Report any sightings to the National Biodiversity Data Centre.

References

Publications

Boaden, P. J. S. (1995). The adventive seaweed Sargassum muticum (Yendo) Fensholt in Strangford Lough, Northern Ireland. The Irish Naturalists' Journal, 111-113.

Baer, J., & Stengel, D. B. (2010). Variability in growth, development and reproduction of the non-native seaweed Sargassum muticum (Phaeophyceae) on the Irish west coast. Estuarine, Coastal and Shelf Science, 90(4):185-194.

Deysher, L. & Norton, T.A. (1982) Dispersal and colonisation in Sargassum muticum (Yendo) Fensholt. Journal of Experimental Marine Biology and Ecology 56: 179-195

Farnham W.F., Fletcher R.L. & Irvine L.M. (1973) Attached Sargassum found in Britain. Nature 243:231–232.

Kraan, S. (2008). Sargassum muticum (Yendo) Fensholt in Ireland: an invasive species on the move. Journal of Applied Phycology, 20(5):825-832.

Strong, J. A., Dring, M. J., & Maggs, C. A. (2006). Colonisation and modification of soft substratum habitats by the invasive macroalga Sargassum muticum. Marine Ecology Progress Series, 321:87-97.

Salvaterra, T., Green, D. S., Crowe, T. P., & O’Gorman, E. J. (2013). Impacts of the invasive alga Sargassum muticum on ecosystem functioning and food web structure. Biological invasions, 15(11), 2563-2576.

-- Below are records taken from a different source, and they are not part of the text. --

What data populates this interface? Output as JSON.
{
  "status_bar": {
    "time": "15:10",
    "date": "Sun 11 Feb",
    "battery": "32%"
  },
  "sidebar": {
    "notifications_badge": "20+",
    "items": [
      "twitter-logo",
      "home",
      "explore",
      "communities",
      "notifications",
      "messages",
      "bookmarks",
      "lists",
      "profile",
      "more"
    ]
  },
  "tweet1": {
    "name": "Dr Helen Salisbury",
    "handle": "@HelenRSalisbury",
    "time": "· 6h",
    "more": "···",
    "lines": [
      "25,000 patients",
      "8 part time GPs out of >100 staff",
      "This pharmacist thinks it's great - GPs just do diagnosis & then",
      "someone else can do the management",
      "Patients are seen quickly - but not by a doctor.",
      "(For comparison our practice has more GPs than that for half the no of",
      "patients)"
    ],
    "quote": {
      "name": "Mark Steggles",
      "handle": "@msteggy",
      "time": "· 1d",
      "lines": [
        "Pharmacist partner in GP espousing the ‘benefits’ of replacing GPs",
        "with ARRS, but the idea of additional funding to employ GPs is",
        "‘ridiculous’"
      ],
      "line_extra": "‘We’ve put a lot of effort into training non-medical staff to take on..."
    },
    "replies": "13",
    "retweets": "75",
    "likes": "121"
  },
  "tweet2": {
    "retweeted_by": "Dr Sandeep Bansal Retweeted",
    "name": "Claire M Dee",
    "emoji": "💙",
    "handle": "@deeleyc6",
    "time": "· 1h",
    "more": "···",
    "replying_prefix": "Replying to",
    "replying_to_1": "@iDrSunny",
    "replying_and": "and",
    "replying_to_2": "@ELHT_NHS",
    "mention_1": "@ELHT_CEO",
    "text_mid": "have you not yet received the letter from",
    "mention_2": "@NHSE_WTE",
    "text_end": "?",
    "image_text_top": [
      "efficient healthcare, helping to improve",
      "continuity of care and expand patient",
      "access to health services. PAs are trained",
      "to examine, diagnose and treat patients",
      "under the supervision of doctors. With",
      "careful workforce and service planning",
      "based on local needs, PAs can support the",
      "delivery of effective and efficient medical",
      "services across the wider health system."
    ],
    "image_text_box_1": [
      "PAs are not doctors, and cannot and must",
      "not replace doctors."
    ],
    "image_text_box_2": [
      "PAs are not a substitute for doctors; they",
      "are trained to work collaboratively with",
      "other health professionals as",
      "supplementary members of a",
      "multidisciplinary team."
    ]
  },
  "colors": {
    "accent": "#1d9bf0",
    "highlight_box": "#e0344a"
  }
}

Seaweed.ie

Global Invasive Species Database

CABI Datasheet

Images